>>

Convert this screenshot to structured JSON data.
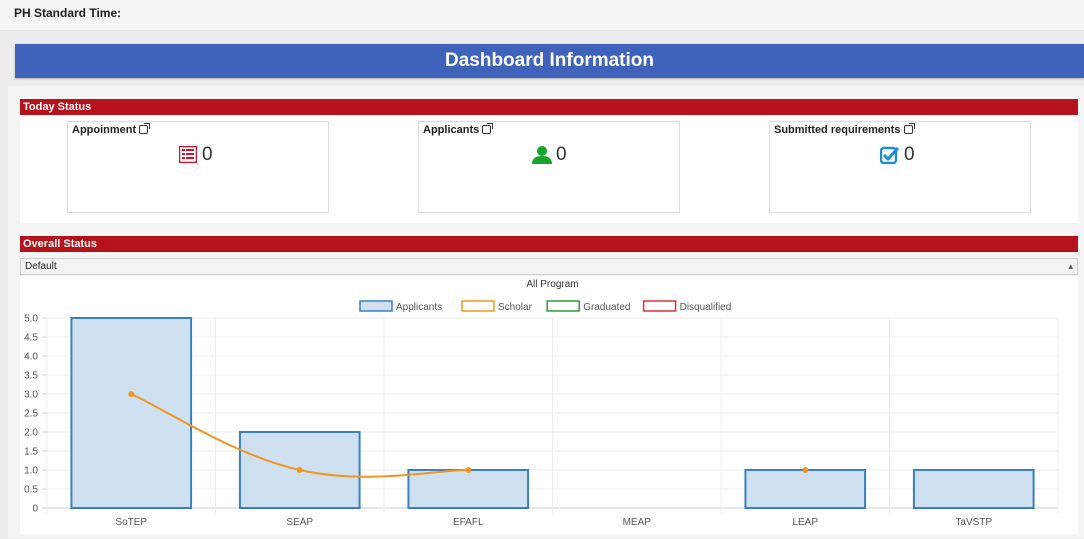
{
  "header": {
    "ph_time_label": "PH Standard Time:"
  },
  "dashboard_title": "Dashboard Information",
  "today_status": {
    "title": "Today Status",
    "cards": [
      {
        "label": "Appoinment",
        "value": "0",
        "icon": "list-icon",
        "color": "#d0112b"
      },
      {
        "label": "Applicants",
        "value": "0",
        "icon": "user-icon",
        "color": "#16a52c"
      },
      {
        "label": "Submitted requirements",
        "value": "0",
        "icon": "check-square-icon",
        "color": "#1a8fd6"
      }
    ]
  },
  "overall_status": {
    "title": "Overall Status",
    "filter": {
      "selected": "Default"
    }
  },
  "colors": {
    "header_blue": "#3f63ba",
    "section_red": "#b5121b"
  },
  "chart_data": {
    "type": "bar",
    "title": "All Program",
    "categories": [
      "SoTEP",
      "SEAP",
      "EFAFL",
      "MEAP",
      "LEAP",
      "TaVSTP"
    ],
    "ylim": [
      0,
      5
    ],
    "yticks": [
      "0",
      "0.5",
      "1.0",
      "1.5",
      "2.0",
      "2.5",
      "3.0",
      "3.5",
      "4.0",
      "4.5",
      "5.0"
    ],
    "legend_position": "top",
    "series": [
      {
        "name": "Applicants",
        "kind": "bar",
        "color": "#3a7fc4",
        "fill": "#cfe1f0",
        "values": [
          5,
          2,
          1,
          0,
          1,
          1
        ]
      },
      {
        "name": "Scholar",
        "kind": "line",
        "color": "#f0961d",
        "values": [
          3,
          1,
          1,
          null,
          1,
          null
        ]
      },
      {
        "name": "Graduated",
        "kind": "line",
        "color": "#2e9a3a",
        "values": []
      },
      {
        "name": "Disqualified",
        "kind": "line",
        "color": "#e0303a",
        "values": []
      }
    ]
  }
}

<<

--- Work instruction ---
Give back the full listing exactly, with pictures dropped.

--- Answer to this problem ---
Convert this screenshot to structured JSON data.
{
  "header": {
    "ph_time_label": "PH Standard Time:"
  },
  "dashboard_title": "Dashboard Information",
  "today_status": {
    "title": "Today Status",
    "cards": [
      {
        "label": "Appoinment",
        "value": "0",
        "icon": "list-icon",
        "color": "#d0112b"
      },
      {
        "label": "Applicants",
        "value": "0",
        "icon": "user-icon",
        "color": "#16a52c"
      },
      {
        "label": "Submitted requirements",
        "value": "0",
        "icon": "check-square-icon",
        "color": "#1a8fd6"
      }
    ]
  },
  "overall_status": {
    "title": "Overall Status",
    "filter": {
      "selected": "Default"
    }
  },
  "colors": {
    "header_blue": "#3f63ba",
    "section_red": "#b5121b"
  },
  "chart_data": {
    "type": "bar",
    "title": "All Program",
    "categories": [
      "SoTEP",
      "SEAP",
      "EFAFL",
      "MEAP",
      "LEAP",
      "TaVSTP"
    ],
    "ylim": [
      0,
      5
    ],
    "yticks": [
      "0",
      "0.5",
      "1.0",
      "1.5",
      "2.0",
      "2.5",
      "3.0",
      "3.5",
      "4.0",
      "4.5",
      "5.0"
    ],
    "legend_position": "top",
    "series": [
      {
        "name": "Applicants",
        "kind": "bar",
        "color": "#3a7fc4",
        "fill": "#cfe1f0",
        "values": [
          5,
          2,
          1,
          0,
          1,
          1
        ]
      },
      {
        "name": "Scholar",
        "kind": "line",
        "color": "#f0961d",
        "values": [
          3,
          1,
          1,
          null,
          1,
          null
        ]
      },
      {
        "name": "Graduated",
        "kind": "line",
        "color": "#2e9a3a",
        "values": []
      },
      {
        "name": "Disqualified",
        "kind": "line",
        "color": "#e0303a",
        "values": []
      }
    ]
  }
}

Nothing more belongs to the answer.